Web Page Analysis Basics for Testers

I usually move in the performance testing realm and one of the things I regularly do, is check for obvious omissions in website design before I get into the low down with testing.

What do I mean by that?

There is such a thing as (and I am having difficulty writing this) Best Practice, when it comes to web page development. These are technological imperatives that can be easily checked by using simple tools. You don’t need to be an HTML guru to use these or to gain more knowledge about your website under test.

Continue reading

Our first Defect

So we had our first defect raised. On the Chrome browser the RSS link above right doesn’t seem to work and complains about a missing style sheet. I’ve tested it on IE8, FF4 and Safari and all work just fine. So I’ll just put this down to “Google….get that fixed!” ¬†ūüėČ

So sorry guys, if you want the RSS on Chrome, use something else for now.

But apart from that can I say I just love the testing community!!! You actually get feedback. Feedback is the only and -in my opinion- best way to learn. As a tester it’s what we do. We just put our foot in it wherever we can. I try and train my skills wherever I am so I of use feedback buttons on websites and do report issues with software. And the amazing thing is, that it works. Things do get fixed and companies, OSS projects, web masters,… they do react and they gladly do so.
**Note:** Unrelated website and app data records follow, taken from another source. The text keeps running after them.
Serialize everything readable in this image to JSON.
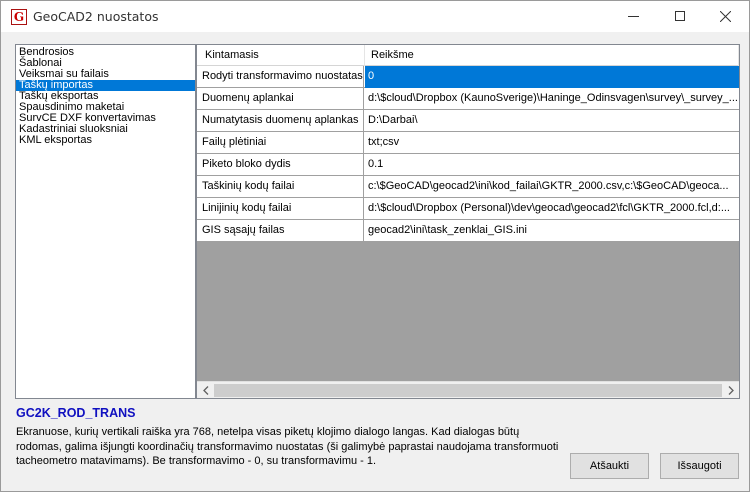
{
  "window": {
    "title": "GeoCAD2 nuostatos",
    "icon_letter": "G"
  },
  "sidebar": {
    "items": [
      {
        "label": "Bendrosios"
      },
      {
        "label": "Šablonai"
      },
      {
        "label": "Veiksmai su failais"
      },
      {
        "label": "Taškų importas",
        "selected": true
      },
      {
        "label": "Taškų eksportas"
      },
      {
        "label": "Spausdinimo maketai"
      },
      {
        "label": "SurvCE DXF konvertavimas"
      },
      {
        "label": "Kadastriniai sluoksniai"
      },
      {
        "label": "KML eksportas"
      }
    ]
  },
  "grid": {
    "columns": [
      "Kintamasis",
      "Reikšme"
    ],
    "rows": [
      {
        "name": "Rodyti transformavimo nuostatas",
        "value": "0",
        "selected": true
      },
      {
        "name": "Duomenų aplankai",
        "value": "d:\\$cloud\\Dropbox (KaunoSverige)\\Haninge_Odinsvagen\\survey\\_survey_..."
      },
      {
        "name": "Numatytasis duomenų aplankas",
        "value": "D:\\Darbai\\"
      },
      {
        "name": "Failų plėtiniai",
        "value": "txt;csv"
      },
      {
        "name": "Piketo bloko dydis",
        "value": "0.1"
      },
      {
        "name": "Taškinių kodų failai",
        "value": "c:\\$GeoCAD\\geocad2\\ini\\kod_failai\\GKTR_2000.csv,c:\\$GeoCAD\\geoca..."
      },
      {
        "name": "Linijinių kodų failai",
        "value": "d:\\$cloud\\Dropbox (Personal)\\dev\\geocad\\geocad2\\fcl\\GKTR_2000.fcl,d:..."
      },
      {
        "name": "GIS sąsajų failas",
        "value": "geocad2\\ini\\task_zenklai_GIS.ini"
      }
    ],
    "scroll_left_icon": "chevron-left",
    "scroll_right_icon": "chevron-right"
  },
  "description": {
    "title": "GC2K_ROD_TRANS",
    "lines": [
      "Ekranuose, kurių vertikali raiška yra 768, netelpa visas piketų klojimo dialogo langas. Kad dialogas būtų",
      "rodomas, galima išjungti koordinačių transformavimo nuostatas (ši galimybė paprastai naudojama transformuoti",
      "tacheometro matavimams). Be transformavimo - 0, su transformavimu - 1."
    ]
  },
  "buttons": {
    "cancel_label": "Atšaukti",
    "save_label": "Išsaugoti"
  },
  "colors": {
    "selection": "#0078d7",
    "description_title": "#1010c0"
  }
}
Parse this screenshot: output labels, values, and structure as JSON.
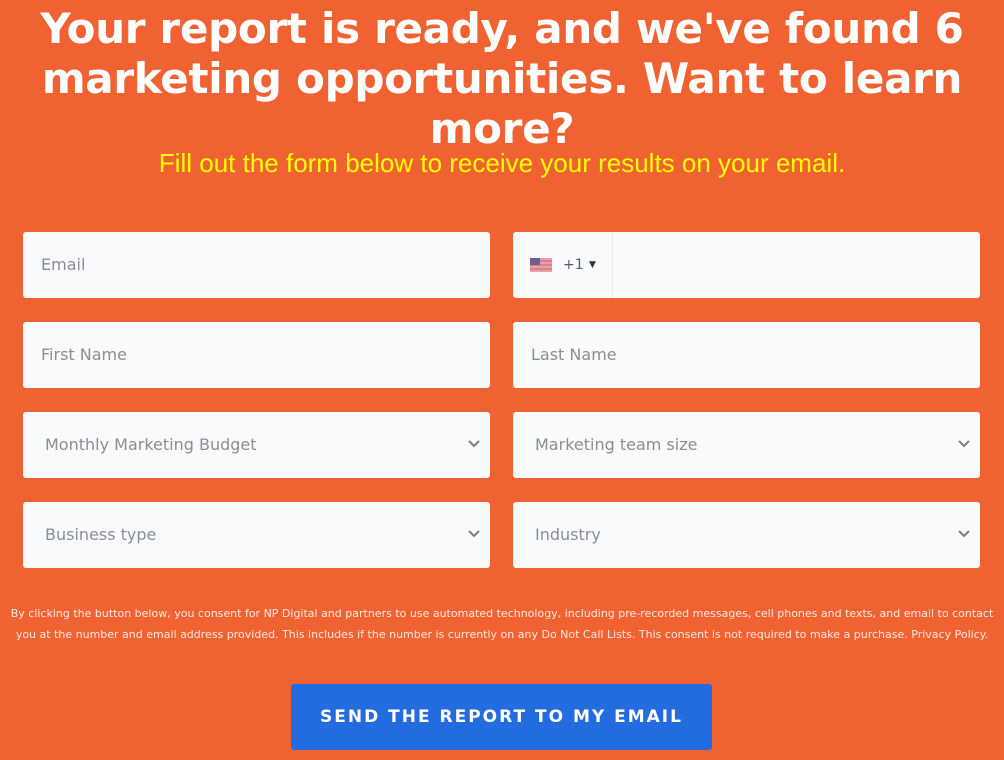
{
  "header": {
    "title_line1": "Your report is ready, and we've found 6",
    "title_line2": "marketing opportunities. Want to learn more?",
    "subtitle": "Fill out the form below to receive your results on your email."
  },
  "form": {
    "email": {
      "placeholder": "Email",
      "value": ""
    },
    "phone": {
      "country_icon": "us-flag-icon",
      "dial_code": "+1",
      "value": ""
    },
    "first_name": {
      "placeholder": "First Name",
      "value": ""
    },
    "last_name": {
      "placeholder": "Last Name",
      "value": ""
    },
    "budget": {
      "selected": "Monthly Marketing Budget"
    },
    "team_size": {
      "selected": "Marketing team size"
    },
    "business_type": {
      "selected": "Business type"
    },
    "industry": {
      "selected": "Industry"
    }
  },
  "consent": {
    "line1": "By clicking the button below, you consent for NP Digital and partners to use automated technology, including pre-recorded messages, cell phones and texts, and email to contact",
    "line2": "you at the number and email address provided. This includes if the number is currently on any Do Not Call Lists. This consent is not required to make a purchase.",
    "privacy_link": "Privacy Policy."
  },
  "submit_label": "SEND THE REPORT TO MY EMAIL",
  "colors": {
    "background": "#f16232",
    "subtitle": "#ffff00",
    "button": "#236ce0",
    "field": "#f9fafc"
  }
}
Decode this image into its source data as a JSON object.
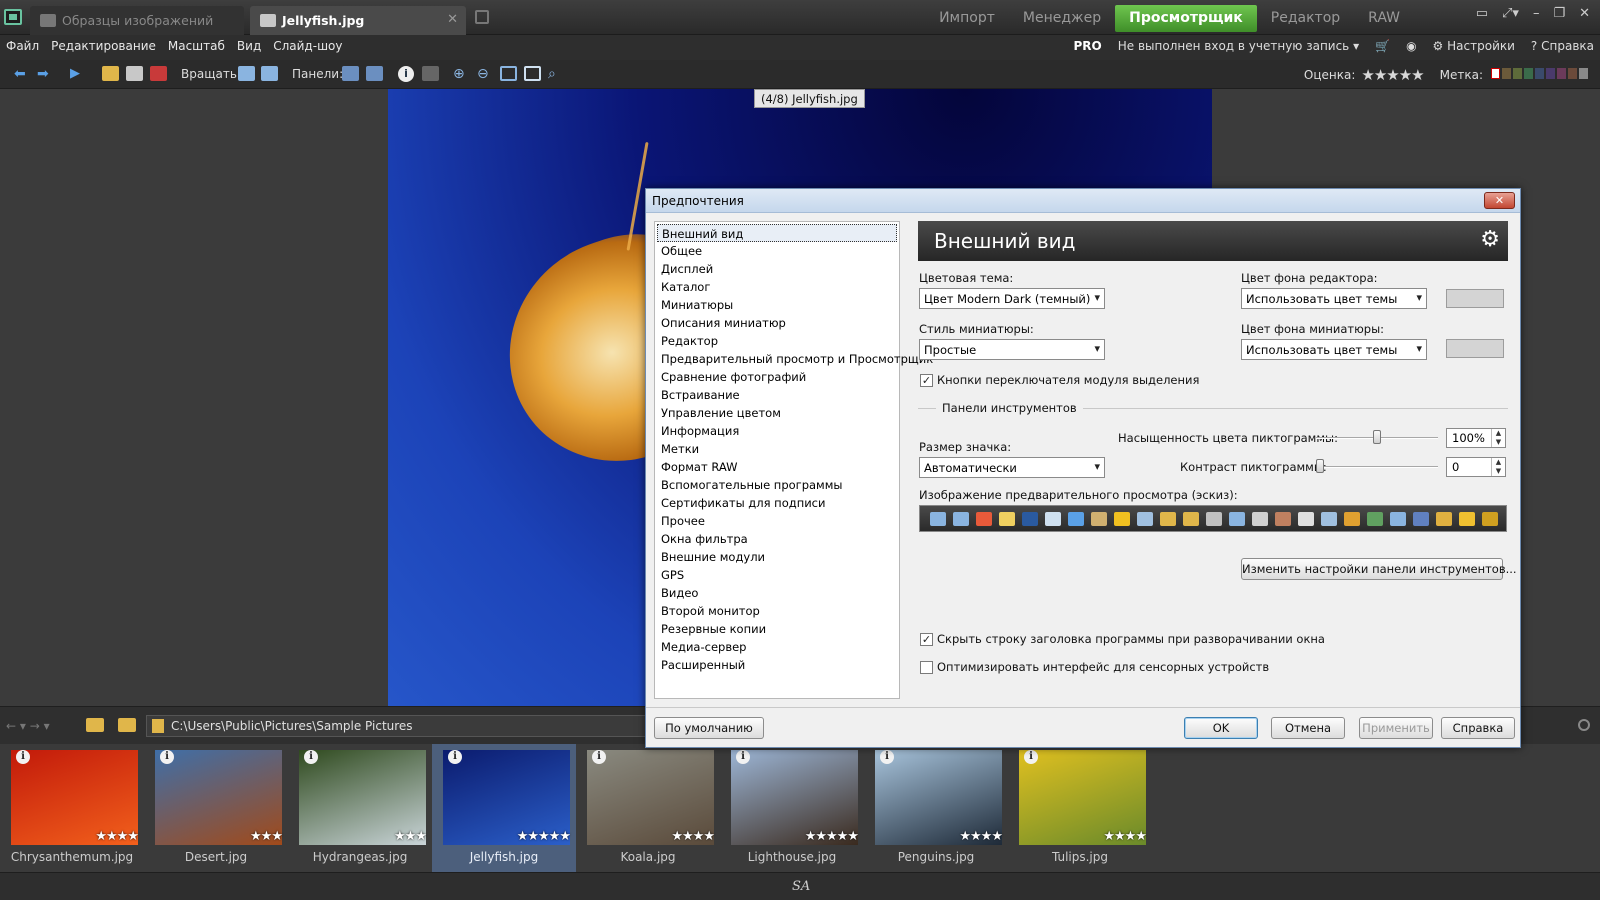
{
  "tabs": [
    {
      "label": "Образцы изображений"
    },
    {
      "label": "Jellyfish.jpg"
    }
  ],
  "modes": [
    "Импорт",
    "Менеджер",
    "Просмотрщик",
    "Редактор",
    "RAW"
  ],
  "active_mode": "Просмотрщик",
  "menu": [
    "Файл",
    "Редактирование",
    "Масштаб",
    "Вид",
    "Слайд-шоу"
  ],
  "menu_right": {
    "pro": "PRO",
    "account": "Не выполнен вход в учетную запись",
    "settings": "Настройки",
    "help": "Справка"
  },
  "toolbar": {
    "rotate_label": "Вращать:",
    "panels_label": "Панели:",
    "rating_label": "Оценка:",
    "rating_stars": "★★★★★",
    "label_label": "Метка:"
  },
  "colors": {
    "accent_mode": "#4fae36",
    "label_swatches": [
      "#6b5a3a",
      "#5e6b3a",
      "#3a6b4a",
      "#3a4a6b",
      "#4a3a6b",
      "#6b3a5a",
      "#6b4a3a",
      "#8a8a8a"
    ]
  },
  "photo_caption": "(4/8) Jellyfish.jpg",
  "dialog": {
    "title": "Предпочтения",
    "close": "✕",
    "nav_items": [
      "Внешний вид",
      "Общее",
      "Дисплей",
      "Каталог",
      "Миниатюры",
      "Описания миниатюр",
      "Редактор",
      "Предварительный просмотр и Просмотрщик",
      "Сравнение фотографий",
      "Встраивание",
      "Управление цветом",
      "Информация",
      "Метки",
      "Формат RAW",
      "Вспомогательные программы",
      "Сертификаты для подписи",
      "Прочее",
      "Окна фильтра",
      "Внешние модули",
      "GPS",
      "Видео",
      "Второй монитор",
      "Резервные копии",
      "Медиа-сервер",
      "Расширенный"
    ],
    "selected_item": "Внешний вид",
    "panel_title": "Внешний вид",
    "color_theme_label": "Цветовая тема:",
    "color_theme_value": "Цвет Modern Dark (темный)",
    "editor_bg_label": "Цвет фона редактора:",
    "editor_bg_value": "Использовать цвет темы",
    "thumb_style_label": "Стиль миниатюры:",
    "thumb_style_value": "Простые",
    "thumb_bg_label": "Цвет фона миниатюры:",
    "thumb_bg_value": "Использовать цвет темы",
    "module_switch_checkbox": "Кнопки переключателя модуля выделения",
    "module_switch_checked": true,
    "toolbars_group": "Панели инструментов",
    "icon_size_label": "Размер значка:",
    "icon_size_value": "Автоматически",
    "saturation_label": "Насыщенность цвета пиктограммы:",
    "saturation_value": "100%",
    "saturation_level": 0.5,
    "contrast_label": "Контраст пиктограммы:",
    "contrast_value": "0",
    "contrast_level": 0.0,
    "preview_label": "Изображение предварительного просмотра (эскиз):",
    "customize_button": "Изменить настройки панели инструментов...",
    "hide_titlebar_checkbox": "Скрыть строку заголовка программы при разворачивании окна",
    "hide_titlebar_checked": true,
    "touch_checkbox": "Оптимизировать интерфейс для сенсорных устройств",
    "touch_checked": false,
    "default_button": "По умолчанию",
    "ok_button": "OK",
    "cancel_button": "Отмена",
    "apply_button": "Применить",
    "help_button": "Справка"
  },
  "path": "C:\\Users\\Public\\Pictures\\Sample Pictures",
  "thumbnails": [
    {
      "name": "Chrysanthemum.jpg",
      "stars": "★★★★",
      "colors": [
        "#c21a0a",
        "#f2601c"
      ]
    },
    {
      "name": "Desert.jpg",
      "stars": "★★★",
      "colors": [
        "#3f6fa8",
        "#a14a1a"
      ]
    },
    {
      "name": "Hydrangeas.jpg",
      "stars": "★★★",
      "colors": [
        "#2f4a1e",
        "#c9d4d8"
      ]
    },
    {
      "name": "Jellyfish.jpg",
      "stars": "★★★★★",
      "colors": [
        "#0b1b6e",
        "#2b5fc9"
      ]
    },
    {
      "name": "Koala.jpg",
      "stars": "★★★★",
      "colors": [
        "#8a8a80",
        "#5a4a3a"
      ]
    },
    {
      "name": "Lighthouse.jpg",
      "stars": "★★★★★",
      "colors": [
        "#9db6d6",
        "#3a2a1e"
      ]
    },
    {
      "name": "Penguins.jpg",
      "stars": "★★★★",
      "colors": [
        "#a8c4dc",
        "#1e2a38"
      ]
    },
    {
      "name": "Tulips.jpg",
      "stars": "★★★★",
      "colors": [
        "#e0c020",
        "#6a8a2a"
      ]
    }
  ],
  "selected_thumbnail": "Jellyfish.jpg",
  "status_logo": "SA"
}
So if you’re out there and see something you don’t like. Don’t click to the next page. Complain, rant, feed back but remember always to be rational, explain in detail and state the context. You will see that it works and that you’ll have trained your skills.

Author: Oliver